- **Items listed in a dataset**
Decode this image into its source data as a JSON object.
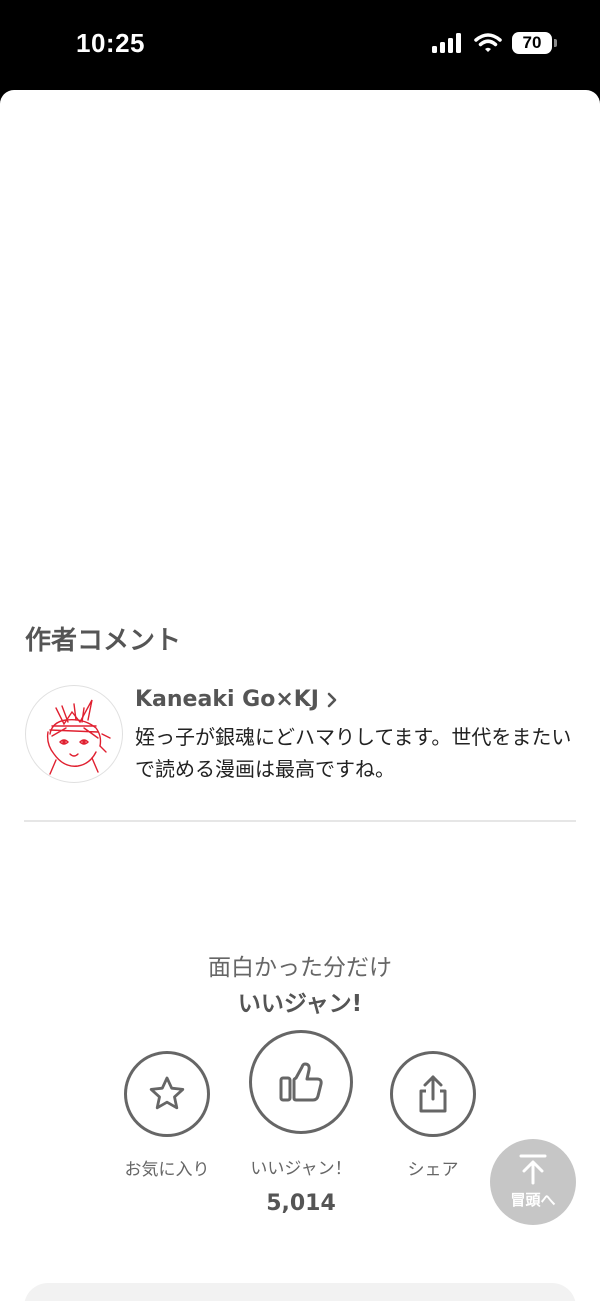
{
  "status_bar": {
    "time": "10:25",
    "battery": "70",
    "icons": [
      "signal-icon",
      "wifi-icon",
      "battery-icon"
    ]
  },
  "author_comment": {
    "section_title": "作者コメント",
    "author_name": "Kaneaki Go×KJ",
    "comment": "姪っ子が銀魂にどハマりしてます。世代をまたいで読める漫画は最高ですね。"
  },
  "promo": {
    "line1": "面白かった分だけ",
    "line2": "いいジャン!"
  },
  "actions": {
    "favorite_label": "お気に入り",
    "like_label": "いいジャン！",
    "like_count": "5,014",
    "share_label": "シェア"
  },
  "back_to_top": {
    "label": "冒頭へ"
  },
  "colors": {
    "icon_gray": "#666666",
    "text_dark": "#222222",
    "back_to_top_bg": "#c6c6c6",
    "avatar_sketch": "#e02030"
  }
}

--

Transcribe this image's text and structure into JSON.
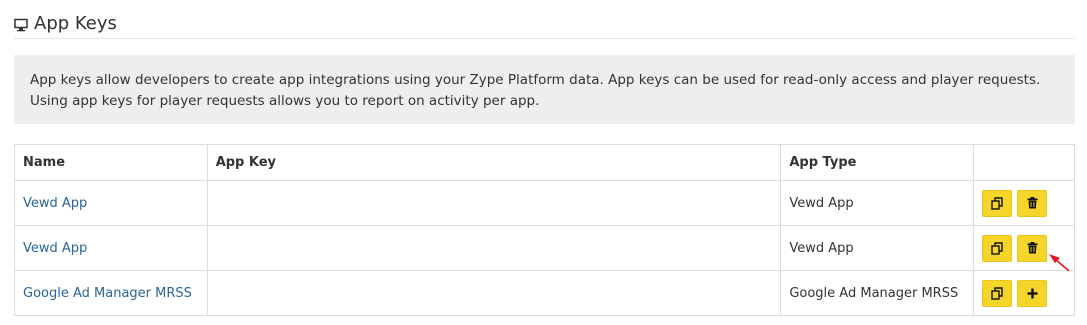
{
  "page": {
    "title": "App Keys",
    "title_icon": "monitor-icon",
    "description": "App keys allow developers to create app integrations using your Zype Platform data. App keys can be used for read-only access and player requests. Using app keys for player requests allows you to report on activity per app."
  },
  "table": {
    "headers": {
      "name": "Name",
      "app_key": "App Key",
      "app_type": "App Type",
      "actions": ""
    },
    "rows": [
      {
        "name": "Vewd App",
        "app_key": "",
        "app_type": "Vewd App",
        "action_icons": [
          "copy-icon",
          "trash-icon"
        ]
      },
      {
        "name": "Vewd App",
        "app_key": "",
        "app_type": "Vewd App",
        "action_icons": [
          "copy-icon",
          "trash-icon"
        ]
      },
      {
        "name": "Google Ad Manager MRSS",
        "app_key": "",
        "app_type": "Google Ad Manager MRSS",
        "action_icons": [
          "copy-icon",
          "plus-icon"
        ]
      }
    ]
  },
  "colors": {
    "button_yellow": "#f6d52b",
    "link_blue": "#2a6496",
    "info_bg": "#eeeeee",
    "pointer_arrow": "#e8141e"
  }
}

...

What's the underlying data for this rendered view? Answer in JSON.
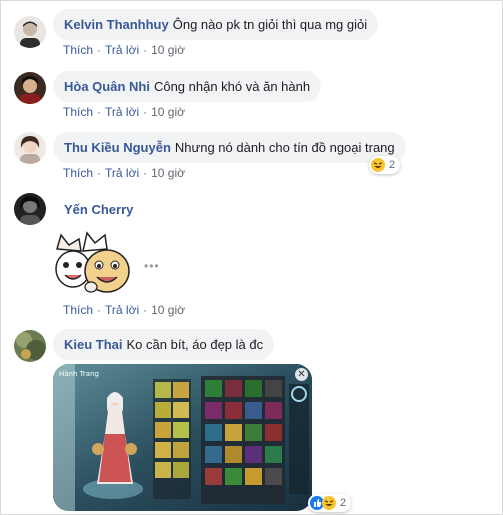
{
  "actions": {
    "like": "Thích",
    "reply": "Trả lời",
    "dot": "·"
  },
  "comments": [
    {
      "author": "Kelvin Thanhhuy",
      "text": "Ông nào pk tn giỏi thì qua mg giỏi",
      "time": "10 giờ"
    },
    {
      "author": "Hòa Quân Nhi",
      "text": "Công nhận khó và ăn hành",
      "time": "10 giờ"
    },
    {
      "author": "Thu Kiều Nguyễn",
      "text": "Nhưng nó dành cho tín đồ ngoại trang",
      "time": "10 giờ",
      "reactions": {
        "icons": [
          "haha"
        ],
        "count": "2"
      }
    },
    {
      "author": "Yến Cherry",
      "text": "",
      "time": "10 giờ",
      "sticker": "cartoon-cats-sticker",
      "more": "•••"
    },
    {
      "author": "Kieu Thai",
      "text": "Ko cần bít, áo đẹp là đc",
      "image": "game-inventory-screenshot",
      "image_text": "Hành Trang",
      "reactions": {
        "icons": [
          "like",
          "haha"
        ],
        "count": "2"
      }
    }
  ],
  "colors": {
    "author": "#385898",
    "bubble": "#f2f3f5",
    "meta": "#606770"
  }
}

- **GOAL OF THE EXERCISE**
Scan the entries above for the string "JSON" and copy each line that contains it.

- **SOLVED EXERCISE**
Decode this image into its source data as a JSON object.
Transcribe this image's text and structure into JSON.
What's the underlying data for this rendered view? Answer in JSON.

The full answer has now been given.